Well, he’s up to old tricks again.
President Trump officially asked Congress on Tuesday to take back $15.4 billion in previously approved spending, which is the largest single request from the White House and also the first in almost two decades.
Congress gets 45 days to approve his request in a measure not subject to Senate filibuster.
The White House claims the clawback is aimed mostly at unobligated funds, like that leftover for defunct programs. Getting back unobligated funds won’t reduce the deficit. But some of the money being targeted will reduce expenditures.
“If enacted, these rescissions would decrease Federal outlays in the affected accounts by an estimated $3.0 billion,” wrote Mick Mulvaney, the White House Office of Management and Budget director, in a letter sent to the president about the request.
Democrats claim that some of those clawbacks in the proposal aren’t so innocent, like taking money out of the Children’s Health Insurance Program.
“These Republican rescissions show the hypocrisy of a GOP Congress that insists on tight budgets for children and families while handing enormous, unpaid-for giveaways to corporations and the wealthiest,” said House Minority Leader Nancy Pelosi (D-Calif.) on Monday night.
The Trump administration says the CHIP funds come from two accounts: one where the spending authorization already lapses, and one that has extra funds that aren’t expected to be spent.
“None of the CHIP programs that have just been reauthorized would be impacted in any way should this rescissions package pass,” Mulvaney said to reporters at the Capitol Tuesday.
The House caucus called the Republican Study Committee, which is the largest GOP House caucus, approved of the package and urged the Senate to pass it, where it’s getting skepticism from the Majority Leader Mitch McConnell (R-Ky.).

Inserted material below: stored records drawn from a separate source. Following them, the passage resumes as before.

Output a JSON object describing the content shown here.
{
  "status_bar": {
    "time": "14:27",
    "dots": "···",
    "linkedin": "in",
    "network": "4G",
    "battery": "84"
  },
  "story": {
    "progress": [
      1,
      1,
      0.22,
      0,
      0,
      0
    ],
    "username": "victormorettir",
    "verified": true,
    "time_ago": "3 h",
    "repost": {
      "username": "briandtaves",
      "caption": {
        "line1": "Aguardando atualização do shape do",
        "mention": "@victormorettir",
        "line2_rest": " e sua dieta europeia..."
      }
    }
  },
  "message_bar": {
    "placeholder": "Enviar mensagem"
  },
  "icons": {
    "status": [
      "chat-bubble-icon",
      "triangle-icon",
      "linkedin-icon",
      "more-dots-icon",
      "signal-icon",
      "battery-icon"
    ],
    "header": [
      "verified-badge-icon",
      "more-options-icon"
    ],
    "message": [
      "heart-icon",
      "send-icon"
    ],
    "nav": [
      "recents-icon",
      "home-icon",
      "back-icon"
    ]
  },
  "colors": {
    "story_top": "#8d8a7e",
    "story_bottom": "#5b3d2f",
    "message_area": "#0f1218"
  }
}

“Instead of making excuses for why keeping our promises is not possible, Mitch McConnell should make every effort to pass this package,” said the caucus in a resolution that was adopted by the steering committee.
But others are skeptical about the wisdom of clawing back the funds.
For instance, the $252 million which was originally appropriated to the 2014-2015 Ebola epidemic in West Africa will come out of USAID’s International Disaster Assistance Account, which is managed by our Office of Foreign Disaster Assistance. The money left is the unspent part of the $1.2 billion which Congress allocated to combat the epidemic overseas.
Jeremy Konyndyk, the former head of the Office of Foreign Disaster Assistance and served during the outbreak, explained that the money was intended to be an emergency fund for the next deadly disease outbreak somewhere in the world. Clawing a small amount back like that, Konyndyk stated in an interview, puts the world at a greater risk for an outbreak and won’t make a significant dent in either the debt or the deficit.
The cash “in effect had the potential to function as something we very, very badly need, which is a contingency fund for significant large-scale disease outbreak,” insisted Konyndyk, who is now a Center for Global Development senior fellow.
“In terms of substantive budget terms, it’s a rounding error, it makes barely a dent in the deficit,” he explained. “It’s an optics exercise to say that they are giving back some money, but it’s really foolish ultimately.”
Hopefully, the sane Democrats won’t allow Trump to get his way.